▶ **WHAT THE EXERCISE ASKS**:
Output the whole listing with nothing altered.

—————

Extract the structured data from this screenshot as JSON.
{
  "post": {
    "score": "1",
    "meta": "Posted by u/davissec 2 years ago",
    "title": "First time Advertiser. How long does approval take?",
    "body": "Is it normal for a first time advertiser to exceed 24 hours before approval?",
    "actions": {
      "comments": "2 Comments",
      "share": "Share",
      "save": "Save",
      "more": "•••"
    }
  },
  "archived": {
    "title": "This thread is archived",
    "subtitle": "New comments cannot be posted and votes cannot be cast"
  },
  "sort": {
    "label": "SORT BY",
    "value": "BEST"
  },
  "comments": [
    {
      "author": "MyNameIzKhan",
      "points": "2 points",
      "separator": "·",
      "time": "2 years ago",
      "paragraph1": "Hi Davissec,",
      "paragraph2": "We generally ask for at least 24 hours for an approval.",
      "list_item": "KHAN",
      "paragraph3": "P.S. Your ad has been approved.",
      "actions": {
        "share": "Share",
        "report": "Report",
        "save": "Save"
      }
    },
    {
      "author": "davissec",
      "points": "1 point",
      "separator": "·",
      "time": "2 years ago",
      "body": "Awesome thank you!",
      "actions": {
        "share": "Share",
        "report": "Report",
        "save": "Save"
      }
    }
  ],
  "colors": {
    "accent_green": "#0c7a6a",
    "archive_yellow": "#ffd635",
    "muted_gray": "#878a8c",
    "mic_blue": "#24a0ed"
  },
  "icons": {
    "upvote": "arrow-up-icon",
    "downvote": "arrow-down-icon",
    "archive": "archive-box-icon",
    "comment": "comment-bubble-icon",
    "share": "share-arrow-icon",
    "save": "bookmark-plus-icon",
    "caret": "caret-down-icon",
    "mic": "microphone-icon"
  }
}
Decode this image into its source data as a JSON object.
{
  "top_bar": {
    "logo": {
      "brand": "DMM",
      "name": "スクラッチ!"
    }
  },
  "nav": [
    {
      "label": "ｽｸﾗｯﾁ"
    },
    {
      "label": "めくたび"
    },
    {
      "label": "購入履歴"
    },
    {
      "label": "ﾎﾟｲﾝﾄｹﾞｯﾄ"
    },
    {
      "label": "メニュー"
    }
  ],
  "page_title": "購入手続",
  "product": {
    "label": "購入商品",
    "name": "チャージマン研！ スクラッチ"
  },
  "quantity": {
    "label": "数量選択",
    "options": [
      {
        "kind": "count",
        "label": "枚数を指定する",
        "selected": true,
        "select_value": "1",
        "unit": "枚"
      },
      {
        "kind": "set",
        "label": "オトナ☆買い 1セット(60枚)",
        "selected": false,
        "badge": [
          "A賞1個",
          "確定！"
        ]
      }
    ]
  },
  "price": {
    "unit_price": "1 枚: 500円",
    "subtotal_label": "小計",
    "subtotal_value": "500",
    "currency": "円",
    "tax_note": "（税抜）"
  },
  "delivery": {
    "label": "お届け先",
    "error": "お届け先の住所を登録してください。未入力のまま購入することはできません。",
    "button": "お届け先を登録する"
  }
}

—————

▶ **YOUR SOLUTION**:
Extract the structured data from this screenshot as JSON.
{
  "post": {
    "score": "1",
    "meta": "Posted by u/davissec 2 years ago",
    "title": "First time Advertiser. How long does approval take?",
    "body": "Is it normal for a first time advertiser to exceed 24 hours before approval?",
    "actions": {
      "comments": "2 Comments",
      "share": "Share",
      "save": "Save",
      "more": "•••"
    }
  },
  "archived": {
    "title": "This thread is archived",
    "subtitle": "New comments cannot be posted and votes cannot be cast"
  },
  "sort": {
    "label": "SORT BY",
    "value": "BEST"
  },
  "comments": [
    {
      "author": "MyNameIzKhan",
      "points": "2 points",
      "separator": "·",
      "time": "2 years ago",
      "paragraph1": "Hi Davissec,",
      "paragraph2": "We generally ask for at least 24 hours for an approval.",
      "list_item": "KHAN",
      "paragraph3": "P.S. Your ad has been approved.",
      "actions": {
        "share": "Share",
        "report": "Report",
        "save": "Save"
      }
    },
    {
      "author": "davissec",
      "points": "1 point",
      "separator": "·",
      "time": "2 years ago",
      "body": "Awesome thank you!",
      "actions": {
        "share": "Share",
        "report": "Report",
        "save": "Save"
      }
    }
  ],
  "colors": {
    "accent_green": "#0c7a6a",
    "archive_yellow": "#ffd635",
    "muted_gray": "#878a8c",
    "mic_blue": "#24a0ed"
  },
  "icons": {
    "upvote": "arrow-up-icon",
    "downvote": "arrow-down-icon",
    "archive": "archive-box-icon",
    "comment": "comment-bubble-icon",
    "share": "share-arrow-icon",
    "save": "bookmark-plus-icon",
    "caret": "caret-down-icon",
    "mic": "microphone-icon"
  }
}
Decode this image into its source data as a JSON object.
{
  "top_bar": {
    "logo": {
      "brand": "DMM",
      "name": "スクラッチ!"
    }
  },
  "nav": [
    {
      "label": "ｽｸﾗｯﾁ"
    },
    {
      "label": "めくたび"
    },
    {
      "label": "購入履歴"
    },
    {
      "label": "ﾎﾟｲﾝﾄｹﾞｯﾄ"
    },
    {
      "label": "メニュー"
    }
  ],
  "page_title": "購入手続",
  "product": {
    "label": "購入商品",
    "name": "チャージマン研！ スクラッチ"
  },
  "quantity": {
    "label": "数量選択",
    "options": [
      {
        "kind": "count",
        "label": "枚数を指定する",
        "selected": true,
        "select_value": "1",
        "unit": "枚"
      },
      {
        "kind": "set",
        "label": "オトナ☆買い 1セット(60枚)",
        "selected": false,
        "badge": [
          "A賞1個",
          "確定！"
        ]
      }
    ]
  },
  "price": {
    "unit_price": "1 枚: 500円",
    "subtotal_label": "小計",
    "subtotal_value": "500",
    "currency": "円",
    "tax_note": "（税抜）"
  },
  "delivery": {
    "label": "お届け先",
    "error": "お届け先の住所を登録してください。未入力のまま購入することはできません。",
    "button": "お届け先を登録する"
  }
}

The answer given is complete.